Please reproduce the data in its entirety, word for word.

=== Section Start ===

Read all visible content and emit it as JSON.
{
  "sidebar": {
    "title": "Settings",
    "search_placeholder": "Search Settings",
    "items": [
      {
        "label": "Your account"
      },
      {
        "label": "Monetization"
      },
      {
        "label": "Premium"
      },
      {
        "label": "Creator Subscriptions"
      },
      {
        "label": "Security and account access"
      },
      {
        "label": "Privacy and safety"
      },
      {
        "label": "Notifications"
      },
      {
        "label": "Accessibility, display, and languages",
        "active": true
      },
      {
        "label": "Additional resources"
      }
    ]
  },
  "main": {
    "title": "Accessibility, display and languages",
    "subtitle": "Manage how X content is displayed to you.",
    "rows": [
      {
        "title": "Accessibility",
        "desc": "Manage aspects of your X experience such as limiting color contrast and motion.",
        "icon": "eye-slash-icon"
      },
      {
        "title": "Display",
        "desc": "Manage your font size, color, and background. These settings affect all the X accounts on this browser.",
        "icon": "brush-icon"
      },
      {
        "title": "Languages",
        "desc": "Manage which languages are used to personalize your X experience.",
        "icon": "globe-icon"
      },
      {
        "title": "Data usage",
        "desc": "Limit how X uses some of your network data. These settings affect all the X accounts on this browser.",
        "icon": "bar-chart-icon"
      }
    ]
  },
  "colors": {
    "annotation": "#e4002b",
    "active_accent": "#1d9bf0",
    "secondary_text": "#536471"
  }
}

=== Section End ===

**Solution to this exercise**:
Read all visible content and emit it as JSON.
{
  "sidebar": {
    "title": "Settings",
    "search_placeholder": "Search Settings",
    "items": [
      {
        "label": "Your account"
      },
      {
        "label": "Monetization"
      },
      {
        "label": "Premium"
      },
      {
        "label": "Creator Subscriptions"
      },
      {
        "label": "Security and account access"
      },
      {
        "label": "Privacy and safety"
      },
      {
        "label": "Notifications"
      },
      {
        "label": "Accessibility, display, and languages",
        "active": true
      },
      {
        "label": "Additional resources"
      }
    ]
  },
  "main": {
    "title": "Accessibility, display and languages",
    "subtitle": "Manage how X content is displayed to you.",
    "rows": [
      {
        "title": "Accessibility",
        "desc": "Manage aspects of your X experience such as limiting color contrast and motion.",
        "icon": "eye-slash-icon"
      },
      {
        "title": "Display",
        "desc": "Manage your font size, color, and background. These settings affect all the X accounts on this browser.",
        "icon": "brush-icon"
      },
      {
        "title": "Languages",
        "desc": "Manage which languages are used to personalize your X experience.",
        "icon": "globe-icon"
      },
      {
        "title": "Data usage",
        "desc": "Limit how X uses some of your network data. These settings affect all the X accounts on this browser.",
        "icon": "bar-chart-icon"
      }
    ]
  },
  "colors": {
    "annotation": "#e4002b",
    "active_accent": "#1d9bf0",
    "secondary_text": "#536471"
  }
}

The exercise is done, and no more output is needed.